Saunders left the home with a portrait that one of his brothers had painted of their mom. Williams collected framed photos, diplomas, important documents for her work as a notary and other mementos.
Rico Lynch, her 28-year-old nephew, had been reluctant to enter as the overwhelming, dank stench of mold, mildew and other detritus left from the receding floodwaters knocked him back a step or two. He tugged the strings of the dust mask that all Princeville residents were urged to wear before entering enclosed areas and moved inside to hunt for salvageable items.
After a few minutes inside, the family came back out, dabbing at tears from what they had seen but finding some humor in the situation.
Lynch held five light bulbs from inside the house between his fingers.
“Five ideas,” he said, a smile emerging across his face no longer shielded by the mask.
“They brighten his day,” Theresa Williams added with a grin to counter the tears she had dried.
Yolanda Hyman, whose home was across the street from the gutted Princeville Elementary School, crossed the bridge Tuesday expecting the worst.
“I’m grateful,” Hyman said mid-afternoon, noting how the flooding from Matthew had not matched what Hurricane Floyd left on her property. “I’m blessed.”
The difficult circumstances that Princeville residents have been juggling since the first week of October include more than housing concerns.
Some have either been unable to work or missed out on paychecks from businesses that had to close temporarily after the flooding.
Naquila Long, 29, moved some of the belongings from the top floor of the townhouse she had been living in, uncertain of whether she wanted to come back.
Not only has Long had to miss work to fill out paperwork related to the flood, she also had to drop out of the community college classes she had been taking toward the criminal justice degree she was on schedule to receive in the next year.
Long did not know whether she will get the temporary unemployment benefits she applied for, nor does she know whether she will have to pay for the classes she had to abandon midterm.
“I’m waiting to hear,” she said.
As Princeville residents pondered the next steps in a rebuilding process that could take months, Marwin Moore and Jasper Alston took a break from their work to get the elementary school up and running as quickly as possible. By looking at some homes across the street that had ben hit harder than others, they tried to fathom how the floodwaters moved through town.

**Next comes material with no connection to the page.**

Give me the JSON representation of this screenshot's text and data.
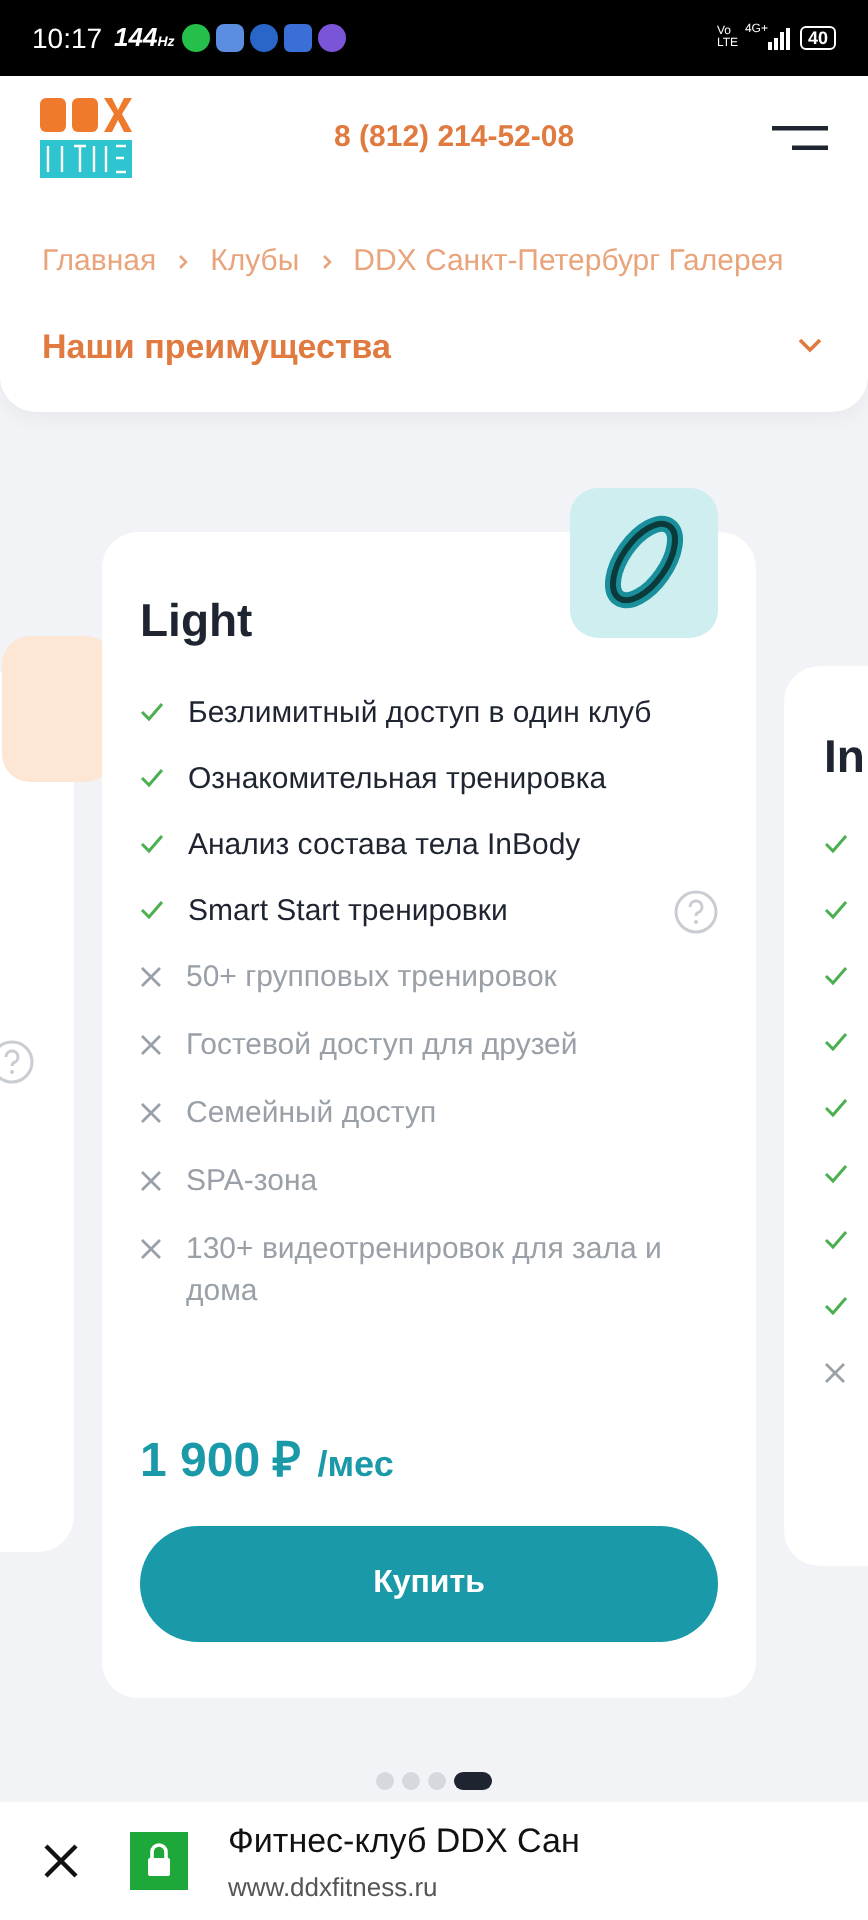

“Seeing these porches gone,” Moore said, pointing across the street. “That’s what’s amazing. That water was powerful.”